### WHAT THIS TASK INVOLVES
Return each line of the data below that contains the string "screenshot".

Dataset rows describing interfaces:
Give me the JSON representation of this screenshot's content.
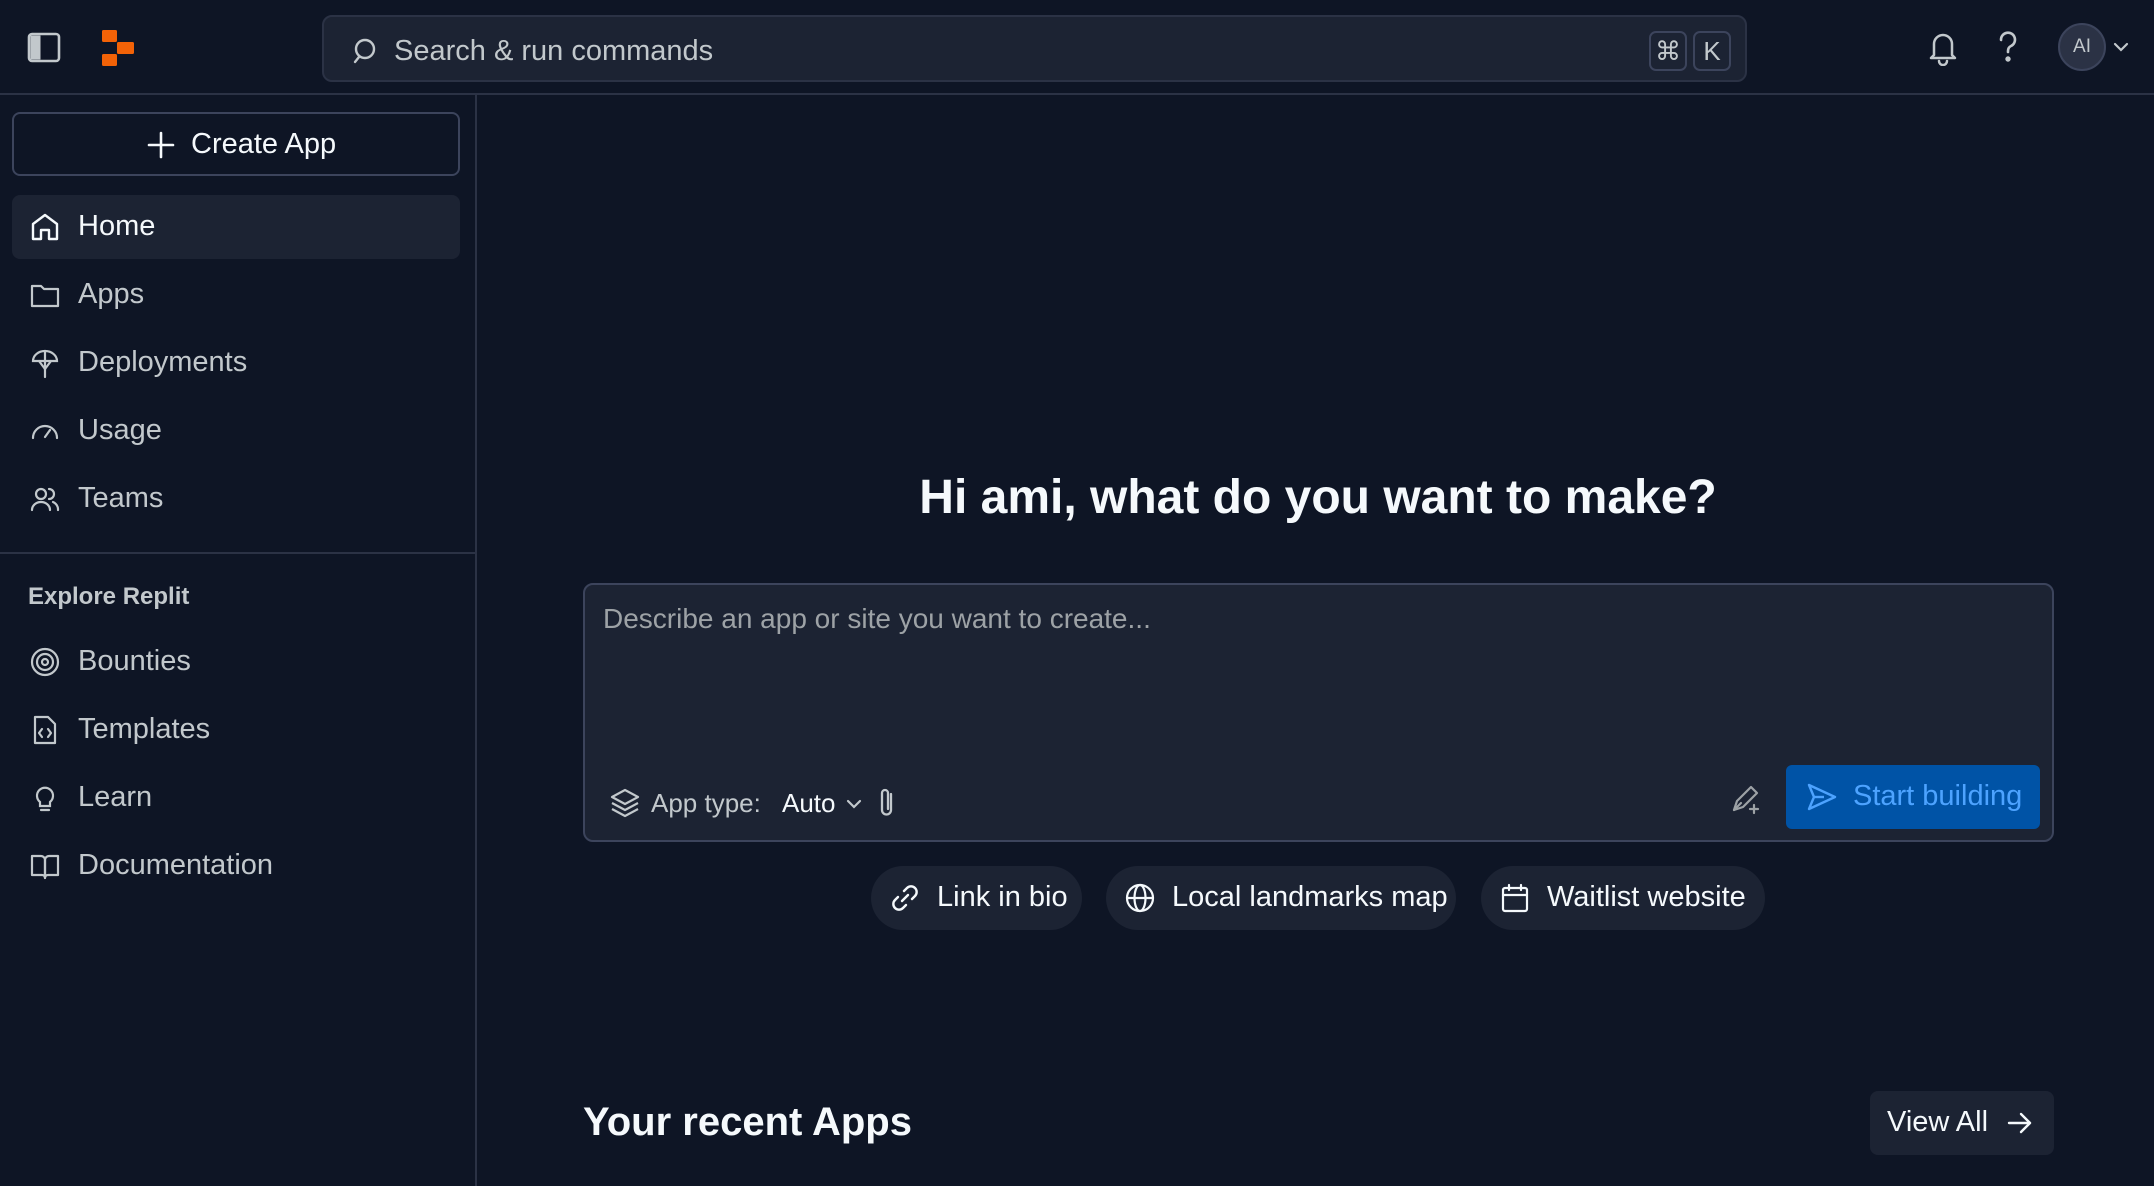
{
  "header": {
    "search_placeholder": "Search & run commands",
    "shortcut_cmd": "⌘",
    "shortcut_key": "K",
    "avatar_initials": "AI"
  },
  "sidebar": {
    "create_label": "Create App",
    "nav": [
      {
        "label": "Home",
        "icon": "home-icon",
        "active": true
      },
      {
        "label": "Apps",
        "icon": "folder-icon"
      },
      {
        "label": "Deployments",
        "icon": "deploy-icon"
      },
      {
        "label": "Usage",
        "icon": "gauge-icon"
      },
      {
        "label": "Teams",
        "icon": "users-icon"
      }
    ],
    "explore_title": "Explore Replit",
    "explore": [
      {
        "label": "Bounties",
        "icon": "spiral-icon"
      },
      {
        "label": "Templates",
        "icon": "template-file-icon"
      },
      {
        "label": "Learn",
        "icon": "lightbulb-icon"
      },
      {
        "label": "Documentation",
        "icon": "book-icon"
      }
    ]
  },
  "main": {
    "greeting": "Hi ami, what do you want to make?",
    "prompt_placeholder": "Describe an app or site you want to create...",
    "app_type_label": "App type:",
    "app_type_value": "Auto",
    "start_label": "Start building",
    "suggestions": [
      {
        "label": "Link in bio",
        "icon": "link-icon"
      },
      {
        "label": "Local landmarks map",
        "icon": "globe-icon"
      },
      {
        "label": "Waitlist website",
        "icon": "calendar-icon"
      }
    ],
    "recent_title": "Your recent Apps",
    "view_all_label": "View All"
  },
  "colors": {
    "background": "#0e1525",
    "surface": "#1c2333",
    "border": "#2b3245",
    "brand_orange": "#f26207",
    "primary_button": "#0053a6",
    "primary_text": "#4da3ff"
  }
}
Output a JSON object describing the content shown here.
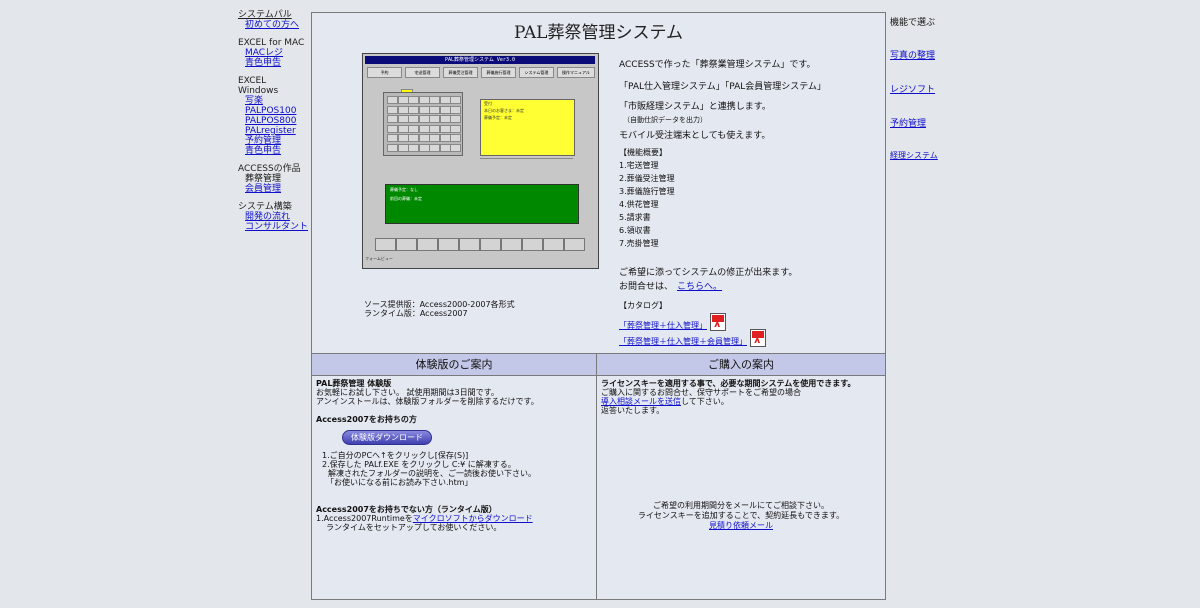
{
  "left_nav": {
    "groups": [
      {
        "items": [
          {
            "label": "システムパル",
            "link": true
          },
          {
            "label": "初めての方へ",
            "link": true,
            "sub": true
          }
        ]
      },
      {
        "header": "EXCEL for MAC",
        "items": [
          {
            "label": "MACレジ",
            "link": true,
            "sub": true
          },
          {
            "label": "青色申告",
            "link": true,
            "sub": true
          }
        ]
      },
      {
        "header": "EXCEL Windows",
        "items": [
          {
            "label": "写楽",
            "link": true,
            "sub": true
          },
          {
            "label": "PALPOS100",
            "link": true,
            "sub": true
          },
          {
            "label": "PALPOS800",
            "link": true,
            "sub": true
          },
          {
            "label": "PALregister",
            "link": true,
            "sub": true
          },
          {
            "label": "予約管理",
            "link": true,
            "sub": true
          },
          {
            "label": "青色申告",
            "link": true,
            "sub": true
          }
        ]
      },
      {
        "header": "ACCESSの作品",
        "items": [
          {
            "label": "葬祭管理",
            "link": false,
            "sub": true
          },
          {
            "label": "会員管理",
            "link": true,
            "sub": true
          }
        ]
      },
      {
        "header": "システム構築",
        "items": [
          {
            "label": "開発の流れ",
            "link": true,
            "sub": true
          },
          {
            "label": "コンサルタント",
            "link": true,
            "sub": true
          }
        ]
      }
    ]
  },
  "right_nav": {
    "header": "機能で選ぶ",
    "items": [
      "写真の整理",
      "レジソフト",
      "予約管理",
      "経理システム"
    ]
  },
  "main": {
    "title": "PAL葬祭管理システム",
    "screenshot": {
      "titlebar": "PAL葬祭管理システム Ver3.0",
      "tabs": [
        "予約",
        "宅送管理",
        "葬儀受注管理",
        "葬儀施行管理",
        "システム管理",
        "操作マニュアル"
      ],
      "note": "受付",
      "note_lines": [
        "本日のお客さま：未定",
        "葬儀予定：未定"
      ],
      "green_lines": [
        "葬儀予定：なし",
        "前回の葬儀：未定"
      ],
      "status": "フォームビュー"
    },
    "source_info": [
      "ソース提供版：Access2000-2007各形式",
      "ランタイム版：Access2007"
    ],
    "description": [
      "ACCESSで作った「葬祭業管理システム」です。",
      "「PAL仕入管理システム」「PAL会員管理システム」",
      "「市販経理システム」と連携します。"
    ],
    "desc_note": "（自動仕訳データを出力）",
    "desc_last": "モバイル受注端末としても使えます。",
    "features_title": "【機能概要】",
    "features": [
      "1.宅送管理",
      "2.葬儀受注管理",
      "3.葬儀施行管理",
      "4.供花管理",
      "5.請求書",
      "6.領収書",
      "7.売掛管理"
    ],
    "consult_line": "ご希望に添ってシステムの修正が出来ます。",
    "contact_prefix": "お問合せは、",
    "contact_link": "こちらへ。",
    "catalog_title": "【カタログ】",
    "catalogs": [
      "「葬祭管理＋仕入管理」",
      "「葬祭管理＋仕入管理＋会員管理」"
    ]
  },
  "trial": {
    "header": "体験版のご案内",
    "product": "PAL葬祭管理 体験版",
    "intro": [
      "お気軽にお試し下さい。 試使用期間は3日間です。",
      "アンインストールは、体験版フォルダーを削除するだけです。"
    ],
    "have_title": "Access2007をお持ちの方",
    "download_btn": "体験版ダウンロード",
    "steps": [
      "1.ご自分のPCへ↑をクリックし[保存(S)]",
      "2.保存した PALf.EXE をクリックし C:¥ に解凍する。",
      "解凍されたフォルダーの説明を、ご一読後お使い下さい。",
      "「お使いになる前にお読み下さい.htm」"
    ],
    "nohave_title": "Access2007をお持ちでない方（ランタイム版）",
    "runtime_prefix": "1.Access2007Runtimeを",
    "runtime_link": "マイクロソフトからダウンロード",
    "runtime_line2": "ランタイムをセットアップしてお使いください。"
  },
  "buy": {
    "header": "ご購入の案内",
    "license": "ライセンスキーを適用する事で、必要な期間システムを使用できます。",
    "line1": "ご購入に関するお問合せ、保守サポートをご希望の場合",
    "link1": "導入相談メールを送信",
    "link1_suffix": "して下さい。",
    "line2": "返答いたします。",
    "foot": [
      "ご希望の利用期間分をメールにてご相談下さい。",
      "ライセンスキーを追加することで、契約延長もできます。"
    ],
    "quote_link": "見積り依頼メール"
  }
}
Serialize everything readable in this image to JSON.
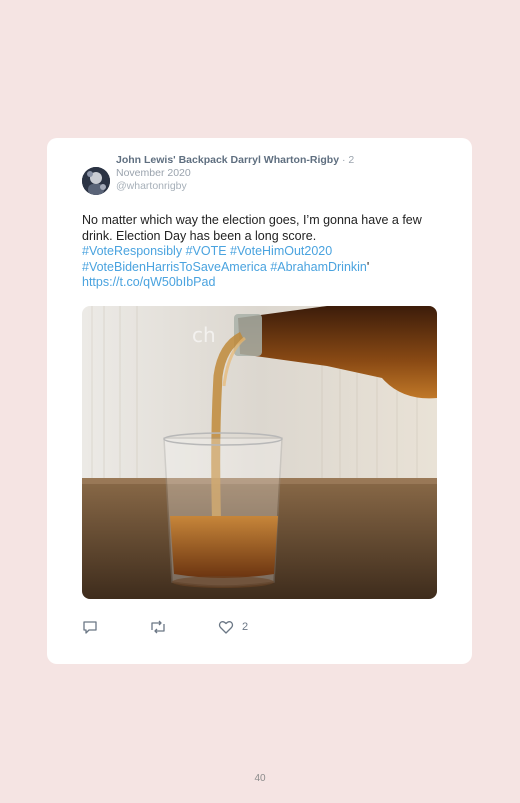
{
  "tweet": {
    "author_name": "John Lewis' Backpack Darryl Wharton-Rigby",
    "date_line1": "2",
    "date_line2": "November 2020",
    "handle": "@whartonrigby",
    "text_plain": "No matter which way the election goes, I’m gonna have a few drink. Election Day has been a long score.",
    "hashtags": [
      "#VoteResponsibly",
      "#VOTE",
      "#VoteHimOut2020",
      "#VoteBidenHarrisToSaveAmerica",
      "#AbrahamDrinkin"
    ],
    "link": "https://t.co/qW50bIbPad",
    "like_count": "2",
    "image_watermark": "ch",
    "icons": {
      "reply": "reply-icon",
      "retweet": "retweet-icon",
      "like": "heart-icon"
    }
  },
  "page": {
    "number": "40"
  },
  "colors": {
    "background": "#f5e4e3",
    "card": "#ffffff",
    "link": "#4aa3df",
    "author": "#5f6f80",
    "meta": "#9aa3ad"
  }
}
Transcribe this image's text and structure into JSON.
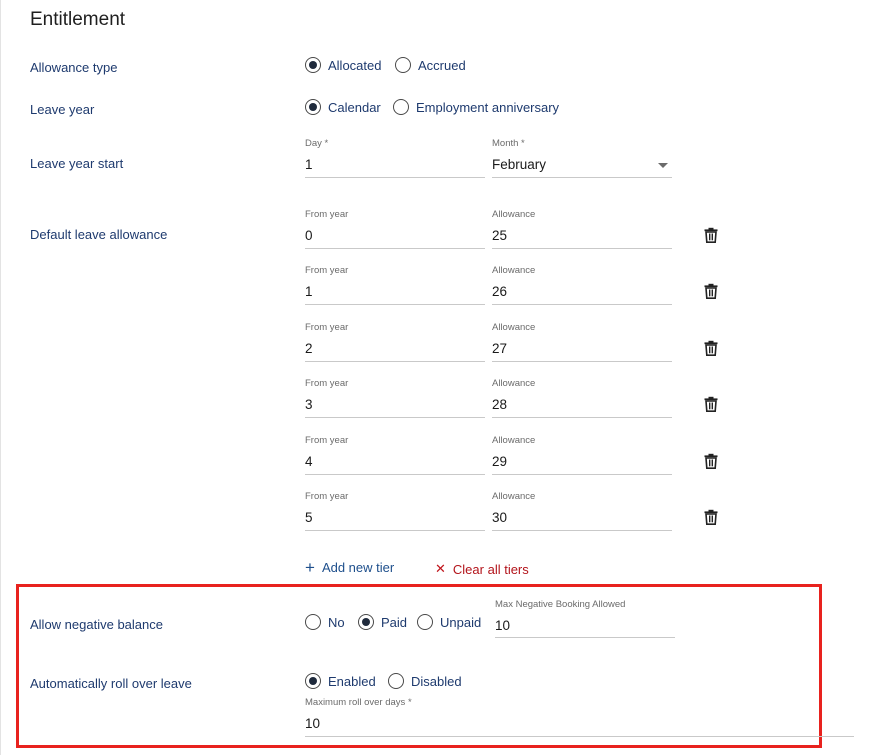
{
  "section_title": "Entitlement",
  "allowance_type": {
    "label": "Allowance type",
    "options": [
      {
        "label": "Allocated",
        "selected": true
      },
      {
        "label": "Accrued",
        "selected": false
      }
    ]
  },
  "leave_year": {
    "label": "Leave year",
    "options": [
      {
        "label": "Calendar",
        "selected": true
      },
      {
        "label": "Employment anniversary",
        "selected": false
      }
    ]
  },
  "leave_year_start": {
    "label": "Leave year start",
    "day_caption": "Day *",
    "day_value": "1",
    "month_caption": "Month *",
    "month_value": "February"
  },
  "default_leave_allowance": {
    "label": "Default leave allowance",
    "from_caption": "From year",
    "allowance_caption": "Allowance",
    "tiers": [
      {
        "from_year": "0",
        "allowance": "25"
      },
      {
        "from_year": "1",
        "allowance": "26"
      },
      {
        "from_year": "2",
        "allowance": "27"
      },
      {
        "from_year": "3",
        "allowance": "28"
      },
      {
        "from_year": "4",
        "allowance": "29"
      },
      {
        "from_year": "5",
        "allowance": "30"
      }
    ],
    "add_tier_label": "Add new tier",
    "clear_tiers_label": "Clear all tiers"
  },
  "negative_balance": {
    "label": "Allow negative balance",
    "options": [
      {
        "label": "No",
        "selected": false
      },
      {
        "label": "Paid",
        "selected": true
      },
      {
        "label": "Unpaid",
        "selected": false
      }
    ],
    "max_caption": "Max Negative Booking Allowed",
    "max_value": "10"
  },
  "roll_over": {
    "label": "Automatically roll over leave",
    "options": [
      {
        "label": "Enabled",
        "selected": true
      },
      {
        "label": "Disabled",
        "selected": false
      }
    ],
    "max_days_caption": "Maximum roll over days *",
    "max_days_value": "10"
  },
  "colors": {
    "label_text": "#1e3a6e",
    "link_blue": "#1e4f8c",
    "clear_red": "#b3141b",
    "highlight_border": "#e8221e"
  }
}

### WORKED SOLUTION
Give me the JSON representation of this screenshot's content.
    "screenshot": {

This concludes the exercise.